5. Adib-Moghaddam S, Soleyman-Jahi S, Tofighi S, et al. Factors associated with ocular cyclotorsion detected by high-speed dual-detection eye tracker during single-step transepithelial photorefractive keratectomy. J Refract Surg. 2018;34(11):736-744.
6. Adib-Moghaddam S, Arba-Mosquera S, Walter-Fincke R, Soleyman-Jahi S, Adili-Aghdam F. Transepithelial photorefractive keratectomy for hyperopia: a 12-month bicentral study. J Refract Surg. 2016;32(3):172-180.
7. Kaluzny BJ, Cieslinska I, Mosquera SA, Verma S. Single-step transepithelial PRK vs alcohol-assisted PRK in myopia and compound myopic astigmatism correction. Medicine (Baltimore). 2016 ;95(6):e1993.
8. Fattah MA, Antonios R, Arba Mosquera S, Abiad B, Awwad ST. Epithelial erosions and refractive results after single-step transepithelial photorefractive keratectomy and alcohol-assisted photorefractive keratectomy in myopic eyes: a comparative evaluation over 12 months. Cornea. 2018;37(1):45-52.
9. Luger MH, Ewering T, Arba-Mosquera S. Myopia correction with transepithelial photorefractive keratectomy versus femtosecond-assisted laser in situ keratomileusis: One-year case-matched analysis. J Cataract Refract Surg. 2016;42(11):1579-1587.
10. Lee H, Roberts CJ, Kim TI, Ambrósio R Jr, Elsheikh A, Yong Kang DS. Changes in biomechanically corrected intraocular pressure and dynamic corneal response parameters before and after transepithelial photorefractive keratectomy and femtosecond laser-assisted laser in situ keratomileusis. J Cataract Refract Surg. 2017;43(12):1495-1503.
11. Jun I, Kang DSY, Reinstein DZ, et al. Clinical outcomes of SMILE with a triple centration technique and corneal wavefront-guided transepithelial PRK in high astigmatism. J Refract Surg. 2018;34(3):156-163.

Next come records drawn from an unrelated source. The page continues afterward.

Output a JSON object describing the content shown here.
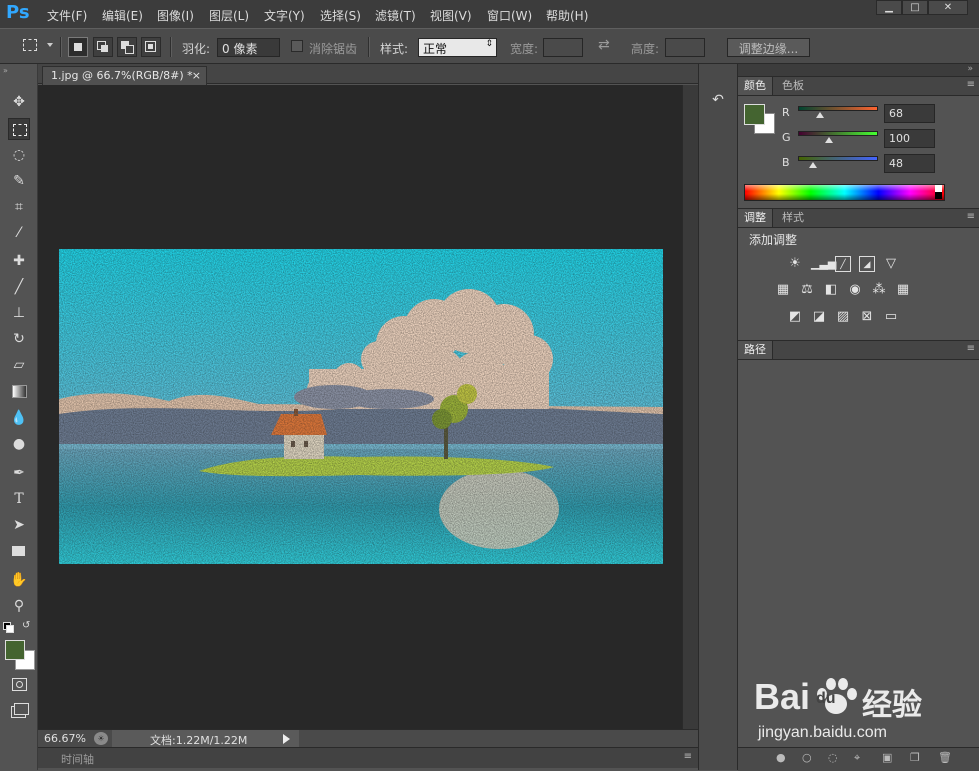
{
  "app": {
    "logo": "Ps"
  },
  "menu": [
    "文件(F)",
    "编辑(E)",
    "图像(I)",
    "图层(L)",
    "文字(Y)",
    "选择(S)",
    "滤镜(T)",
    "视图(V)",
    "窗口(W)",
    "帮助(H)"
  ],
  "window_controls": {
    "minimize": "▁",
    "maximize": "□",
    "close": "✕"
  },
  "options": {
    "feather_label": "羽化:",
    "feather_value": "0 像素",
    "antialias_label": "消除锯齿",
    "style_label": "样式:",
    "style_value": "正常",
    "width_label": "宽度:",
    "height_label": "高度:",
    "refine_button": "调整边缘..."
  },
  "document": {
    "tab_title": "1.jpg @ 66.7%(RGB/8#) *",
    "tab_close": "×",
    "zoom": "66.67%",
    "doc_size": "文档:1.22M/1.22M",
    "timeline_label": "时间轴"
  },
  "color_panel": {
    "tabs": [
      "颜色",
      "色板"
    ],
    "r_label": "R",
    "g_label": "G",
    "b_label": "B",
    "r": "68",
    "g": "100",
    "b": "48",
    "foreground": "#446430",
    "background": "#ffffff"
  },
  "adjust_panel": {
    "tabs": [
      "调整",
      "样式"
    ],
    "title": "添加调整"
  },
  "paths_panel": {
    "tabs": [
      "路径"
    ]
  },
  "watermark": {
    "brand": "Bai",
    "brand_b": "du",
    "brand_cn": "经验",
    "url": "jingyan.baidu.com"
  }
}
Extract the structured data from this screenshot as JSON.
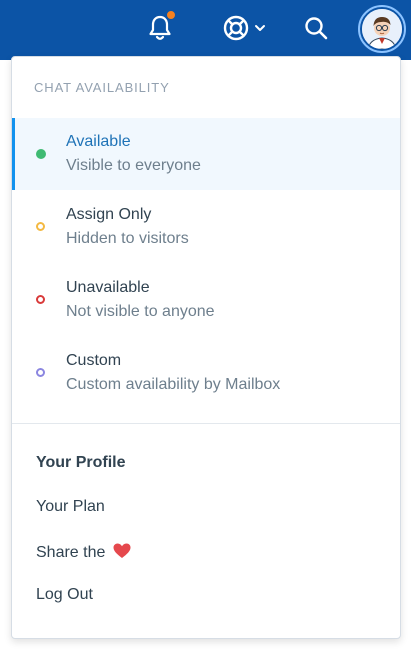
{
  "topbar": {
    "icons": [
      "bell-icon",
      "help-lifebuoy-icon",
      "chevron-down-icon",
      "search-icon",
      "avatar"
    ],
    "notification_color": "#f5811f",
    "background": "#0c54a6"
  },
  "dropdown": {
    "section_title": "CHAT AVAILABILITY",
    "statuses": [
      {
        "label": "Available",
        "description": "Visible to everyone",
        "color": "#3fba72",
        "selected": true
      },
      {
        "label": "Assign Only",
        "description": "Hidden to visitors",
        "color": "#f4b942",
        "selected": false
      },
      {
        "label": "Unavailable",
        "description": "Not visible to anyone",
        "color": "#d93a3a",
        "selected": false
      },
      {
        "label": "Custom",
        "description": "Custom availability by Mailbox",
        "color": "#8b86e0",
        "selected": false
      }
    ],
    "menu": {
      "profile": "Your Profile",
      "plan": "Your Plan",
      "share": "Share the",
      "logout": "Log Out"
    },
    "heart_color": "#e5484d"
  }
}
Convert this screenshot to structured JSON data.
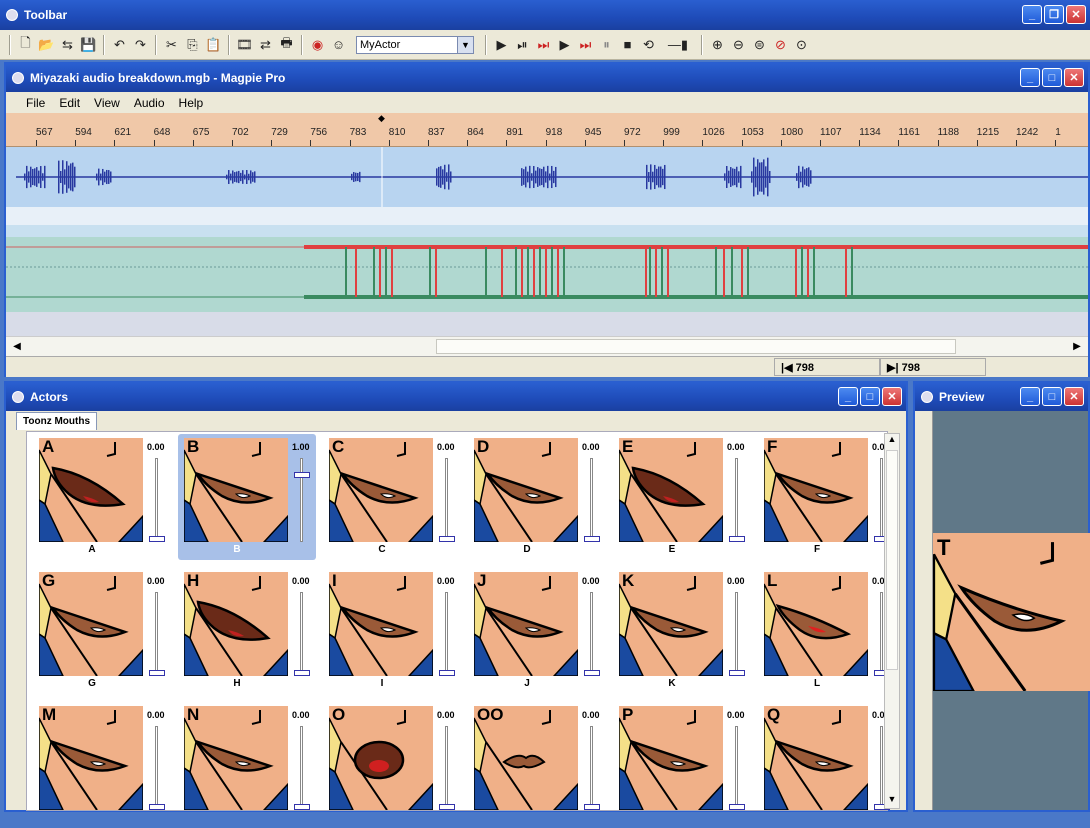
{
  "toolbar_window": {
    "title": "Toolbar",
    "actor_select": "MyActor",
    "buttons": [
      "new-icon",
      "open-icon",
      "import-icon",
      "save-icon",
      "undo-icon",
      "redo-icon",
      "cut-icon",
      "copy-icon",
      "paste-icon",
      "film-icon",
      "export-icon",
      "print-icon",
      "lips-icon",
      "face-icon"
    ],
    "transport": [
      "play-icon",
      "play-from-start-icon",
      "play-selection-icon",
      "step-forward-icon",
      "play-to-end-icon",
      "pause-icon",
      "stop-icon",
      "loop-icon",
      "volume-icon"
    ],
    "zoom": [
      "zoom-in-icon",
      "zoom-out-icon",
      "zoom-fit-icon",
      "zoom-selection-icon",
      "zoom-all-icon"
    ]
  },
  "main_window": {
    "title": "Miyazaki audio breakdown.mgb - Magpie Pro",
    "menu": [
      "File",
      "Edit",
      "View",
      "Audio",
      "Help"
    ],
    "ruler_ticks": [
      "567",
      "594",
      "621",
      "648",
      "675",
      "702",
      "729",
      "756",
      "783",
      "810",
      "837",
      "864",
      "891",
      "918",
      "945",
      "972",
      "999",
      "1026",
      "1053",
      "1080",
      "1107",
      "1134",
      "1161",
      "1188",
      "1215",
      "1242",
      "1"
    ],
    "status_left": "|◀ 798",
    "status_right": "▶| 798"
  },
  "actors_window": {
    "title": "Actors",
    "tab": "Toonz Mouths",
    "cells": [
      {
        "letter": "A",
        "name": "A",
        "value": "0.00"
      },
      {
        "letter": "B",
        "name": "B",
        "value": "1.00"
      },
      {
        "letter": "C",
        "name": "C",
        "value": "0.00"
      },
      {
        "letter": "D",
        "name": "D",
        "value": "0.00"
      },
      {
        "letter": "E",
        "name": "E",
        "value": "0.00"
      },
      {
        "letter": "F",
        "name": "F",
        "value": "0.0"
      },
      {
        "letter": "G",
        "name": "G",
        "value": "0.00"
      },
      {
        "letter": "H",
        "name": "H",
        "value": "0.00"
      },
      {
        "letter": "I",
        "name": "I",
        "value": "0.00"
      },
      {
        "letter": "J",
        "name": "J",
        "value": "0.00"
      },
      {
        "letter": "K",
        "name": "K",
        "value": "0.00"
      },
      {
        "letter": "L",
        "name": "L",
        "value": "0.0"
      },
      {
        "letter": "M",
        "name": "",
        "value": "0.00"
      },
      {
        "letter": "N",
        "name": "",
        "value": "0.00"
      },
      {
        "letter": "O",
        "name": "",
        "value": "0.00"
      },
      {
        "letter": "OO",
        "name": "",
        "value": "0.00"
      },
      {
        "letter": "P",
        "name": "",
        "value": "0.00"
      },
      {
        "letter": "Q",
        "name": "",
        "value": "0.0"
      }
    ],
    "selected": "B"
  },
  "preview_window": {
    "title": "Preview",
    "letter": "T"
  }
}
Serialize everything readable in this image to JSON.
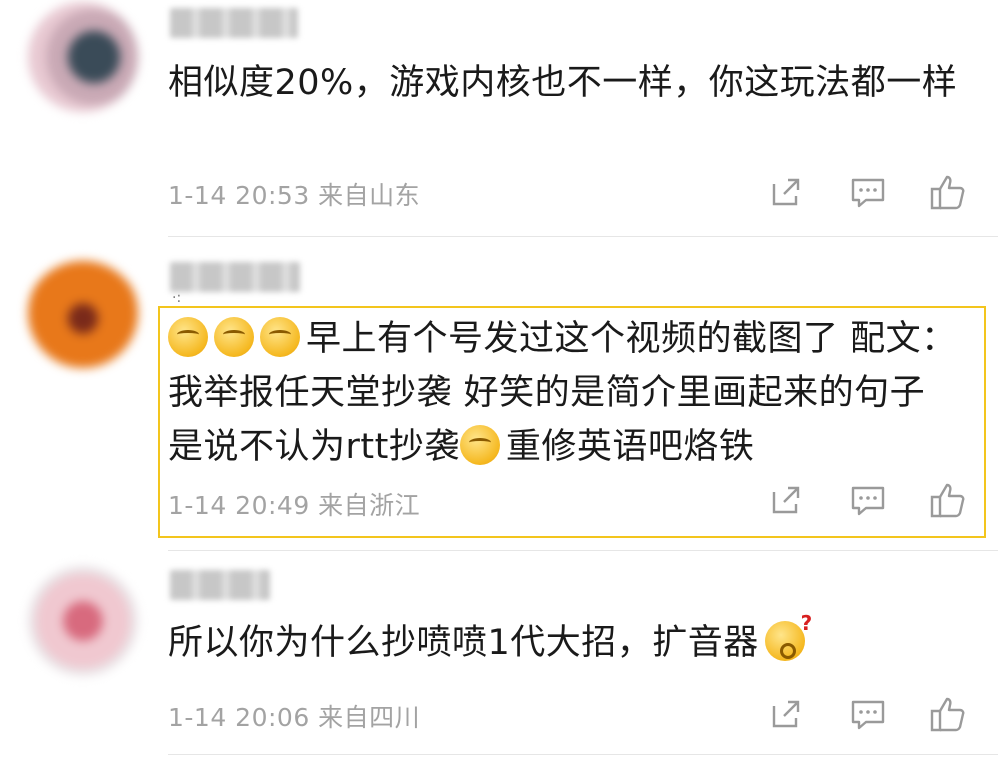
{
  "comments": [
    {
      "text": "相似度20%，游戏内核也不一样，你这玩法都一样",
      "meta": "1-14 20:53 来自山东"
    },
    {
      "text": "早上有个号发过这个视频的截图了 配文：我举报任天堂抄袭 好笑的是简介里画起来的句子是说不认为rtt抄袭",
      "text_after_emoji": "重修英语吧烙铁",
      "meta": "1-14 20:49 来自浙江"
    },
    {
      "text": "所以你为什么抄喷喷1代大招，扩音器",
      "meta": "1-14 20:06 来自四川"
    }
  ],
  "icons": {
    "share": "share-icon",
    "reply": "comment-icon",
    "like": "thumbs-up-icon",
    "emoji": "thinking-emoji-icon",
    "emoji_surprised": "surprised-emoji-icon"
  },
  "colors": {
    "highlight_border": "#f3c51d",
    "meta_text": "#a3a3a3",
    "body_text": "#1a1a1a"
  }
}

12. Lee H, Yong Kang DS, Reinstein DZ, et al. Comparing corneal higher-order aberrations in corneal wavefront-guided transepithelial photorefractive keratectomy versus small-incision lenticule extraction. J Cataract Refract Surg. 2018;44(6):725-733.
13. Camellin M, Guidotti JM, Arba Mosquera S. Corneal-wavefront guided transepithelial photorefractive keratectomy after corneal collagen cross linking in keratoconus. J Optom. 2017;10(1):52-62.
14. Gore DM, Leucci MT, Anand V, Fernandez-Vega Cueto L, Arba Mosquera S, Allan BD. Combined wavefront-guided transepithelial photorefractive keratectomy and corneal crosslinking for visual rehabilitation in moderate keratoconus. J Cataract Refract Surg. 2018;44(5):571-580.
15. Arba Mosquera S, Awwad ST. Theoretical analyses of the refractive implications of transepithelial PRK ablations. Br J Ophthalmol. 2013;97(7):905-911.
16. Jun I, Kang DSY, Arba-Mosquera S, Kim EK, Seo KY, Kim TI. Clinical outcomes of transepithelial photorefractive keratectomy according to epithelial thickness. J Refract Surg. 2018;34(8):533-540.
17. Arba Mosquera S, Verma S. Analysis of the change in peak corneal temperature during excimer laser ablation in porcine eyes. J Biomed Opt. 2015;20(7):78001.
18. De Ortueta D, Arba-Mosquera S, Magnago T. High-speed recording of thermal load during laser trans-epithelial corneal refractive surgery using a 750Hz ablation system. J Optom. 2019;12(2):84-91.
19. Aslanides IM, Kymionis GD. Trans advanced surface laser ablation (TransPRK) outcomes using SmartPulseTechnology. Cont Lens Anterior Eye. 2017;40(1):42-46.